As an interior designer just starting my own business and working to build a portfolio, I realized recently that not having lovely, styled photos of my own home is a huge missed opportunity.  This is really the only place I can do exactly what I want, interior-wise.  To be honest, the main reason I don't have my own place in my portfolio is because there's really nothing special about it.  When we moved in we needed to furnish our whole apartment - quickly and cheaply.  So it sort of looks like an Ikea catalog.

Don't get me wrong, I really love my home (and I admit that I have a soft spot for Ikea).  We're comfy here, but in terms of decor I think it's a case of the dentist's kids having no teeth or the emperor's children having no clothes, whatever.  Plus, when we moved in I hadn't had any interior design education yet, so I was just throwing things together without a sort of overarching framework or concept.

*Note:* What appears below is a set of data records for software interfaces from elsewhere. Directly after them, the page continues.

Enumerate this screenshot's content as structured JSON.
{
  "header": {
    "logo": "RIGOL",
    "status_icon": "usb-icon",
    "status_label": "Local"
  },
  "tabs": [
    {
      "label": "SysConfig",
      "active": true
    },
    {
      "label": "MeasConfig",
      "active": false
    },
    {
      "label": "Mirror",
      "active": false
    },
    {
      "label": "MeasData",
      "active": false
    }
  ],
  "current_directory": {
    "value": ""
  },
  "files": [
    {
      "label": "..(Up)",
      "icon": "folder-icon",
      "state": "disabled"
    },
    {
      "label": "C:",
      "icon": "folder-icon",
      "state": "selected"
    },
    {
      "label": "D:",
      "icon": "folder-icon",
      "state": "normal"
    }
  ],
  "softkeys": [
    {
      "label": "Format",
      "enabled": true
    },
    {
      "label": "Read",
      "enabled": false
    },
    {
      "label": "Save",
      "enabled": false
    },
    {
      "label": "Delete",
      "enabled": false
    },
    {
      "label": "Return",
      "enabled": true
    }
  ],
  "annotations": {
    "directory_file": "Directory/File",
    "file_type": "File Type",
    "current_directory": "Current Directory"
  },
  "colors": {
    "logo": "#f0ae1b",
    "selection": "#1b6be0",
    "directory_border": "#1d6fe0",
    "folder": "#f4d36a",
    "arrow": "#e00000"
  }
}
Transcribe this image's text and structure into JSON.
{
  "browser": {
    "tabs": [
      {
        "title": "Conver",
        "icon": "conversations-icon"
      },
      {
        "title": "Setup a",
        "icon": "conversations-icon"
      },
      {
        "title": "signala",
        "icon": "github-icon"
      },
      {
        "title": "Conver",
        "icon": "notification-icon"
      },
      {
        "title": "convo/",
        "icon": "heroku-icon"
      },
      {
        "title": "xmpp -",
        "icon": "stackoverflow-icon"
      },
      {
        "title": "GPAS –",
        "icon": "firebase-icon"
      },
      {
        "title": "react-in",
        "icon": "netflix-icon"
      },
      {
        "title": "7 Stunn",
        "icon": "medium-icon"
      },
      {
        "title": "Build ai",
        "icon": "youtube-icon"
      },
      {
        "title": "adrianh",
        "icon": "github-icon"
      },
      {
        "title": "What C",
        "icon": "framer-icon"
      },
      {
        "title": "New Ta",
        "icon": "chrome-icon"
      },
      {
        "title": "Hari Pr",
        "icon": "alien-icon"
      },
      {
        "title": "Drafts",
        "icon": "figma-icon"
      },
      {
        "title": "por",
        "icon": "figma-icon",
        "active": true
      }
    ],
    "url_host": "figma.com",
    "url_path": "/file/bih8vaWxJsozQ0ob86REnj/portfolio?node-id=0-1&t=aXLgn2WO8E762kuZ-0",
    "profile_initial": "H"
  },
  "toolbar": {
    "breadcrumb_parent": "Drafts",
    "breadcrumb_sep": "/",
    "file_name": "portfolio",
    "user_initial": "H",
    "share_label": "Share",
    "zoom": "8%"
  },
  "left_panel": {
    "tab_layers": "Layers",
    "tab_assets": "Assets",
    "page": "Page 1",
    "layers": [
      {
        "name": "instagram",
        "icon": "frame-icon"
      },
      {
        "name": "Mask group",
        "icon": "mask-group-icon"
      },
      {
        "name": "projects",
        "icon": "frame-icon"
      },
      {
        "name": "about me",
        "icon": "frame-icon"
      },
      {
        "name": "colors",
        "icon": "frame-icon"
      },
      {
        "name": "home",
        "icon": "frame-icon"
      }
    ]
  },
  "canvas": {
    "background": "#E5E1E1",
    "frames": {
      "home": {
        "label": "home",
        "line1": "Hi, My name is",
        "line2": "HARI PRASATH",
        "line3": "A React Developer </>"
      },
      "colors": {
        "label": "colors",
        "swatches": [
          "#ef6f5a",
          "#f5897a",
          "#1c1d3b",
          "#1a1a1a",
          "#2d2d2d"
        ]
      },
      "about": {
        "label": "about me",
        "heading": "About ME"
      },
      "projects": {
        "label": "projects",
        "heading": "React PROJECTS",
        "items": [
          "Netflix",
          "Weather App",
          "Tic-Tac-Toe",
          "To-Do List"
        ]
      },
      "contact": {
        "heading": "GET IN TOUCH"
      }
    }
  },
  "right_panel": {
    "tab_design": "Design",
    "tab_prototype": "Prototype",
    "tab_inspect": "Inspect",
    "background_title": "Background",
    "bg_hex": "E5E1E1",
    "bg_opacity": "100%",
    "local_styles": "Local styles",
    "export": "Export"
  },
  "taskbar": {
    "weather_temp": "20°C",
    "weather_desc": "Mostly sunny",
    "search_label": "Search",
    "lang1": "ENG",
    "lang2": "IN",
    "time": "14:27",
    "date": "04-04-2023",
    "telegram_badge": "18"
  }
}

In addition, I am an indecisive and fickle lady.  I can NEVER choose favorites and tend toward simple and understated basics to prevent myself from getting sick of something too quickly.  I'd rather leave a space spare and empty than fill it up with a bunch of stuff I know I'll be sick of soon.  But in the past couple years, I've really started to tune in to what I unequivocally like, and I think now it's time that I started incorporating this style into my home.

So now I am challenging myself to WERK and make my home something worth seeing.  Soon I'll share my framework and goals for the project, and as I go I'll share my progress and results.  Now that I am putting this out there, I'll feel the pressure to really turn our home into something I can be proud of.

Check back soon for some new posts about this apartment challenge - my goal is to post something new about the project and its progress every two weeks.

Thursday, October 4, 2012

Elle Decor: London Assurance

I love a good neutral palette, but lately I'm trying to push myself to pay more attention to color.  I loved the use of color in this interior featured in Elle Decor October 2012: London Assurance.  Rich jewel tones are layered over a great neutral base full of black, white, grays, and neutrals.  Great styling too!  More photos of this project below and after the jump.

Interior design by homeowner and fashion editor Kim Hersov and interior design Hubert Zandberg.  Photography by Simon Upton.  Images from

Now THIS is a bathroom...

Saturday, September 29, 2012

Instant Attraction: Home of Frank Muytjens

Lovely, light living room and bedroom from the weekend house of Frank Muytjens, J. Crew menswear director.  These rooms feel so still, serene and peaceful.

As featured in Elle Decor October 2012: Vintage Variety.  Images from  Photos by William Waldron.